The danger, folly, and expense of these programs has long been documented here, including the Obama administration’s efforts to expand the cradle part of the “cradle to career” programs via Race to the Top:

State of the Union Statistics Mislead on Preschool Benefits
Government Preschool Tyranny “You Ain’t Seen Nothing Yet!”

Early Learning Race to the Top Nationalizes Preschool

Preschool is NOT the Panacea Portrayed in Study

Myths and Facts About Early Childhood Education & Quality Rating Systems (QRSs)

Studies on Effectiveness of Early Childhood Programs

Of particular concern are the Common Core style  standards that focus heavily on subjective, controversial social-emotional topics like gender identity, family composition, environmentalism, social activism, and careers that are then enforced even on private and religious providers via required quality rating systems.  These standards are then linked to the K-12 Common Core standards.  Here are a couple of examples:

Minnesota no longer uses the term “gender identity” which has been defined by a homosexual advocacy law firm as a ” person’s internal, deeply felt sense of being either male or female, or something other or in between. Because gender identity is internal and personally defined, it is not visible to others.”  (Emphasis added.) However, the recently updated standards, still requires a young child to “describe or label self a boy or a girl”  What does this have to do with academic learning?

Florida’s Office of Early Learning’;s glossary of terms for their standards defines family as “A group of individuals living together” with no reference to traditional marriage.

This appears to be part of the continued assault on traditional families and parental rights to raise and educate their children.

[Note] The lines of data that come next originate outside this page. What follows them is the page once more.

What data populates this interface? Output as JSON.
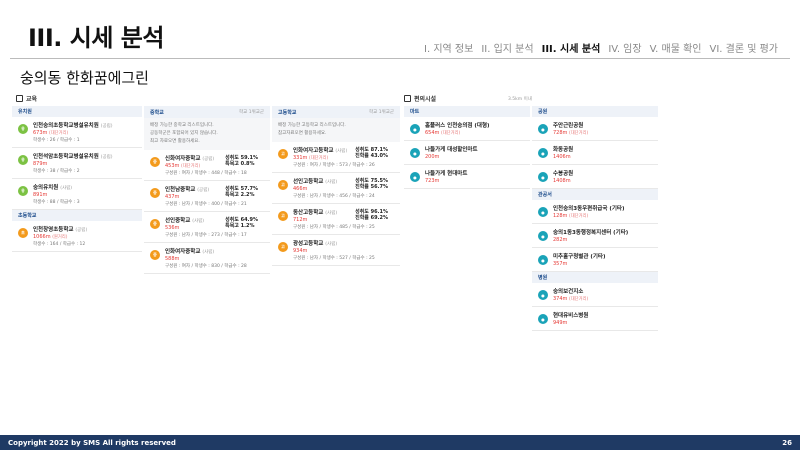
{
  "header": {
    "title": "III. 시세 분석",
    "nav": [
      "I. 지역 정보",
      "II. 입지 분석",
      "III. 시세 분석",
      "IV. 임장",
      "V. 매물 확인",
      "VI. 결론 및 평가"
    ],
    "nav_active": 2
  },
  "subtitle": "숭의동 한화꿈에그린",
  "education": {
    "heading": "교육",
    "kindergarten": {
      "label": "유치원",
      "items": [
        {
          "name": "인천숭의초등학교병설유치원",
          "tag": "(공립)",
          "dist": "673m",
          "dist_tag": "(대단거리)",
          "meta": "학생수 : 26 / 학급수 : 1"
        },
        {
          "name": "인천석암초등학교병설유치원",
          "tag": "(공립)",
          "dist": "879m",
          "dist_tag": "",
          "meta": "학생수 : 38 / 학급수 : 2"
        },
        {
          "name": "숭의유치원",
          "tag": "(사립)",
          "dist": "891m",
          "dist_tag": "",
          "meta": "학생수 : 88 / 학급수 : 3"
        }
      ]
    },
    "elementary": {
      "label": "초등학교",
      "items": [
        {
          "name": "인천창영초등학교",
          "tag": "(공립)",
          "dist": "1066m",
          "dist_tag": "(원거리)",
          "meta": "학생수 : 164 / 학급수 : 12"
        }
      ]
    },
    "middle": {
      "label": "중학교",
      "note": "학교 1위교군",
      "notice": [
        "배정 가능한 중학교 리스트입니다.",
        "공동학군은 포함되어 있지 않습니다.",
        "최고 자료오면 활용하세요."
      ],
      "items": [
        {
          "name": "신화여자중학교",
          "tag": "(공립)",
          "dist": "453m",
          "dist_tag": "(대단거리)",
          "meta": "구성원 : 여자 / 학생수 : 448 / 학급수 : 18",
          "rate1": "성취도 59.1%",
          "rate2": "특목고 0.8%"
        },
        {
          "name": "인천남중학교",
          "tag": "(공립)",
          "dist": "437m",
          "dist_tag": "",
          "meta": "구성원 : 남자 / 학생수 : 400 / 학급수 : 21",
          "rate1": "성취도 57.7%",
          "rate2": "특목고 2.2%"
        },
        {
          "name": "선인중학교",
          "tag": "(사립)",
          "dist": "536m",
          "dist_tag": "",
          "meta": "구성원 : 남자 / 학생수 : 273 / 학급수 : 17",
          "rate1": "성취도 64.9%",
          "rate2": "특목고 1.2%"
        },
        {
          "name": "인화여자중학교",
          "tag": "(사립)",
          "dist": "588m",
          "dist_tag": "",
          "meta": "구성원 : 여자 / 학생수 : 830 / 학급수 : 28",
          "rate1": "",
          "rate2": ""
        }
      ]
    },
    "high": {
      "label": "고등학교",
      "note": "학교 1위교군",
      "notice": [
        "배정 가능한 고등학교 리스트입니다.",
        "참고자료오면 활용하세요."
      ],
      "items": [
        {
          "name": "인화여자고등학교",
          "tag": "(사립)",
          "dist": "331m",
          "dist_tag": "(대단거리)",
          "meta": "구성원 : 여자 / 학생수 : 573 / 학급수 : 26",
          "rate1": "성취도 87.1%",
          "rate2": "진학률 43.0%"
        },
        {
          "name": "선인고등학교",
          "tag": "(사립)",
          "dist": "466m",
          "dist_tag": "",
          "meta": "구성원 : 남자 / 학생수 : 456 / 학급수 : 24",
          "rate1": "성취도 75.5%",
          "rate2": "진학률 56.7%"
        },
        {
          "name": "동산고등학교",
          "tag": "(사립)",
          "dist": "712m",
          "dist_tag": "",
          "meta": "구성원 : 남자 / 학생수 : 485 / 학급수 : 25",
          "rate1": "성취도 96.1%",
          "rate2": "진학률 69.2%"
        },
        {
          "name": "광성고등학교",
          "tag": "(사립)",
          "dist": "934m",
          "dist_tag": "",
          "meta": "구성원 : 남자 / 학생수 : 527 / 학급수 : 25",
          "rate1": "",
          "rate2": ""
        }
      ]
    }
  },
  "amenities": {
    "heading": "편의시설",
    "note": "3.5km 이내",
    "mart": {
      "label": "마트",
      "items": [
        {
          "name": "홈플러스 인천숭의점 (대형)",
          "dist": "654m",
          "dist_tag": "(대단거리)"
        },
        {
          "name": "나들가게 대성할인마트",
          "dist": "200m",
          "dist_tag": ""
        },
        {
          "name": "나들가게 현대마트",
          "dist": "723m",
          "dist_tag": ""
        }
      ]
    },
    "park": {
      "label": "공원",
      "items": [
        {
          "name": "주안근린공원",
          "dist": "728m",
          "dist_tag": "(대단거리)"
        },
        {
          "name": "화동공원",
          "dist": "1406m",
          "dist_tag": ""
        },
        {
          "name": "수봉공원",
          "dist": "1408m",
          "dist_tag": ""
        }
      ]
    },
    "public": {
      "label": "관공서",
      "items": [
        {
          "name": "인천숭의3동우편취급국 (기타)",
          "dist": "128m",
          "dist_tag": "(대단거리)"
        },
        {
          "name": "숭의1동3동행정복지센터 (기타)",
          "dist": "282m",
          "dist_tag": ""
        },
        {
          "name": "미추홀구청별관 (기타)",
          "dist": "357m",
          "dist_tag": ""
        }
      ]
    },
    "hospital": {
      "label": "병원",
      "items": [
        {
          "name": "숭의보건지소",
          "dist": "374m",
          "dist_tag": "(대단거리)"
        },
        {
          "name": "현대유비스병원",
          "dist": "949m",
          "dist_tag": ""
        }
      ]
    }
  },
  "footer": {
    "copyright": "Copyright 2022 by SMS All rights reserved",
    "page": "26"
  },
  "colors": {
    "green": "#7cc243",
    "orange": "#f39a1c",
    "teal": "#1aa3b8",
    "navy": "#1f3a64",
    "red": "#e53935"
  }
}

Early learning programs are part of a comprehensive “Cradle to Career” involvement of the federal government in education via the Race to the Top grants.  Early childhood is definitely the new front in the battle for the hearts and minds of our children and we will need to continue to fight to protect them.  Stay tuned.